- Exercise directions
Your task is to count the lines of the records that contain "hours". Answer with the number and nothing else.
--- Extracted records Enclosed Below ---
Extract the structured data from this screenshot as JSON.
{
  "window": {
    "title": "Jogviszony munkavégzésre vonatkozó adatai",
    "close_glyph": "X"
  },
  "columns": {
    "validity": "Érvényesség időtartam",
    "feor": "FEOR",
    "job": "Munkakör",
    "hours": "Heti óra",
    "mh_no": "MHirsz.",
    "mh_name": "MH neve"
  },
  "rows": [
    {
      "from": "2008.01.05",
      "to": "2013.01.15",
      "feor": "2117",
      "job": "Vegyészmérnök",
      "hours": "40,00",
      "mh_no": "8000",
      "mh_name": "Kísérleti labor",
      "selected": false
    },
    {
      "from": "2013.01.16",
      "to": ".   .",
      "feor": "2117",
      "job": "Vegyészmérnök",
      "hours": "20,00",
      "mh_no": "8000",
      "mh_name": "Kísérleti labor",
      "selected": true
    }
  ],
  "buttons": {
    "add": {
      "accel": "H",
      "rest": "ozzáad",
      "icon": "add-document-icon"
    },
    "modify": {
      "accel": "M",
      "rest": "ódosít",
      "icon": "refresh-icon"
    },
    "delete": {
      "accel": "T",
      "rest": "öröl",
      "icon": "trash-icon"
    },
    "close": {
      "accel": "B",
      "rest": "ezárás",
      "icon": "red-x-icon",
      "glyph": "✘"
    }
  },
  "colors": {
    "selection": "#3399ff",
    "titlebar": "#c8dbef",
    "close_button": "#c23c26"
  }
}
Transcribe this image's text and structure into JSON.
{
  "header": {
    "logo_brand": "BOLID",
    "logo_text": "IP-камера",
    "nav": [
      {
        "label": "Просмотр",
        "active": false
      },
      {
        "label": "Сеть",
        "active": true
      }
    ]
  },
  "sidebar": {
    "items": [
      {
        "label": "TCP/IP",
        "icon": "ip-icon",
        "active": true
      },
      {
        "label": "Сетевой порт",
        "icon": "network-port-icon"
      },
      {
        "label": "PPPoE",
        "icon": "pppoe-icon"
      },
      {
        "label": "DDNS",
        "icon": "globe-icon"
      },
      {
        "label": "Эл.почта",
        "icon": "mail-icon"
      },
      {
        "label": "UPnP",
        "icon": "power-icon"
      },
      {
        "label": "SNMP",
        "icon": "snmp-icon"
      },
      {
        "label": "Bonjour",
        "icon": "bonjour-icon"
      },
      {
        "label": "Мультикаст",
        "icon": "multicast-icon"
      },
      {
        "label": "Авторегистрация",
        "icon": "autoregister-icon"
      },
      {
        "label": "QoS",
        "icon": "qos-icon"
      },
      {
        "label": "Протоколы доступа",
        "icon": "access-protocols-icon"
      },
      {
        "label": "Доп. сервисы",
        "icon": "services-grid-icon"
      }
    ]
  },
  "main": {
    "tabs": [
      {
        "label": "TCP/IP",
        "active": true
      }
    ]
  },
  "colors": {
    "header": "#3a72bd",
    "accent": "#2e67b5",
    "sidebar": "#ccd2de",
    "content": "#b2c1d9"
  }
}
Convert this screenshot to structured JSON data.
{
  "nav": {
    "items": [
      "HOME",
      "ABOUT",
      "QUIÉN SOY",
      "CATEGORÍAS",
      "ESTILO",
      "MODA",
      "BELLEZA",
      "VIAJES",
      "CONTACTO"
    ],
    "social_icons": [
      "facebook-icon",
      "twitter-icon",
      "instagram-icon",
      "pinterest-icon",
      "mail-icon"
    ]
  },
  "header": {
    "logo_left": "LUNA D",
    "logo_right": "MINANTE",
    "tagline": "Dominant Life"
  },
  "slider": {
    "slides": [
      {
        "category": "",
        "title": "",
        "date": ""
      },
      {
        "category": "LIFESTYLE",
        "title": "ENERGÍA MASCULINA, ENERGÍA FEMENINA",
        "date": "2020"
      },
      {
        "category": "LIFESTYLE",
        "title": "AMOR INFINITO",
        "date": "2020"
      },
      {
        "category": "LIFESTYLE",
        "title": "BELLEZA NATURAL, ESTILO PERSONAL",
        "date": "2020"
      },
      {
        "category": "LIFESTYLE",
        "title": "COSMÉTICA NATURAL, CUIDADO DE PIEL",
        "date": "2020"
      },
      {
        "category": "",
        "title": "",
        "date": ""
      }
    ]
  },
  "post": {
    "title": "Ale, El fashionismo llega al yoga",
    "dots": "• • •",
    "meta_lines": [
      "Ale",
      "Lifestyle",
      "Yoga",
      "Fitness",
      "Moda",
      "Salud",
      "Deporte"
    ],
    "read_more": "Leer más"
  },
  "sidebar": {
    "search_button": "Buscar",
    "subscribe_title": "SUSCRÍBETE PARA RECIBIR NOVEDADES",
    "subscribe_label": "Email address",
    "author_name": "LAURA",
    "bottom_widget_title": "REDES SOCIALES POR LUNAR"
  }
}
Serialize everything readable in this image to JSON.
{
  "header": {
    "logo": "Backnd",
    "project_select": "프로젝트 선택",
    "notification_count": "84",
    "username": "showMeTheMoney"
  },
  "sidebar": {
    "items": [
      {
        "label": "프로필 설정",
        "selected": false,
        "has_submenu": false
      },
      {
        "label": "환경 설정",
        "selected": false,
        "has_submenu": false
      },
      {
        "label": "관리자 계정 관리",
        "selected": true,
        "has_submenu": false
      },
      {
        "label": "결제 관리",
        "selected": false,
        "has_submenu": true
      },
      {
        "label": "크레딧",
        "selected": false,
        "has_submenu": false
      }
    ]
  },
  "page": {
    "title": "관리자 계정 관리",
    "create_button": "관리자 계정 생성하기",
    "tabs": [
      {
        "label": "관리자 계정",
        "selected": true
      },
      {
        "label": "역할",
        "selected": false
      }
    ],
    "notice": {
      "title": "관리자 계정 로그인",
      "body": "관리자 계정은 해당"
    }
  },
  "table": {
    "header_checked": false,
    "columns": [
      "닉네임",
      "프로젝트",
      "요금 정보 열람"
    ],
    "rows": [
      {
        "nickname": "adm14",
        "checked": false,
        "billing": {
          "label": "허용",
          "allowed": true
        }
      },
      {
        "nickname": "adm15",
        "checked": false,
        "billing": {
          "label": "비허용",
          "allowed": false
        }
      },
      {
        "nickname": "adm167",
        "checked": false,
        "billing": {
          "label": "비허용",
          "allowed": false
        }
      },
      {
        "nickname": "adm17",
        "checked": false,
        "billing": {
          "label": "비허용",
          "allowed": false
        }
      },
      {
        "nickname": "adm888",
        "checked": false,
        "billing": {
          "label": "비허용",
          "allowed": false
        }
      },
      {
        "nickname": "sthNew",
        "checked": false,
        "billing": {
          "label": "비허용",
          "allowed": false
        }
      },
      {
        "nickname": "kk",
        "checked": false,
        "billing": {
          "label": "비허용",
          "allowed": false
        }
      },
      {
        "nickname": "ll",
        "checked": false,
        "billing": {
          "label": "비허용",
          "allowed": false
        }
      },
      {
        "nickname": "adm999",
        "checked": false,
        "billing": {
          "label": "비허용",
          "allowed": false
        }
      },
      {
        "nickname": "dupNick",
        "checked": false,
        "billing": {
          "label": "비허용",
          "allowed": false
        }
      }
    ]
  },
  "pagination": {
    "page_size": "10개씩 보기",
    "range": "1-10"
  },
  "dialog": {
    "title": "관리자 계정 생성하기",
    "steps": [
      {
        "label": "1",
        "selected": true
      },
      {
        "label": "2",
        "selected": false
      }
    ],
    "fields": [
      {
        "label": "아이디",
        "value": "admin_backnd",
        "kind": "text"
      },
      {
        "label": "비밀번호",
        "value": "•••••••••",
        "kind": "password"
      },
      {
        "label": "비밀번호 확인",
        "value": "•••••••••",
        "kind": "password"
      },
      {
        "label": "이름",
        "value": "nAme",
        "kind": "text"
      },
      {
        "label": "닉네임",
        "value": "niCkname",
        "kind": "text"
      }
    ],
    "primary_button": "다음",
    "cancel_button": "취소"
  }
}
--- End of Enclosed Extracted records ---
- Exercise output
3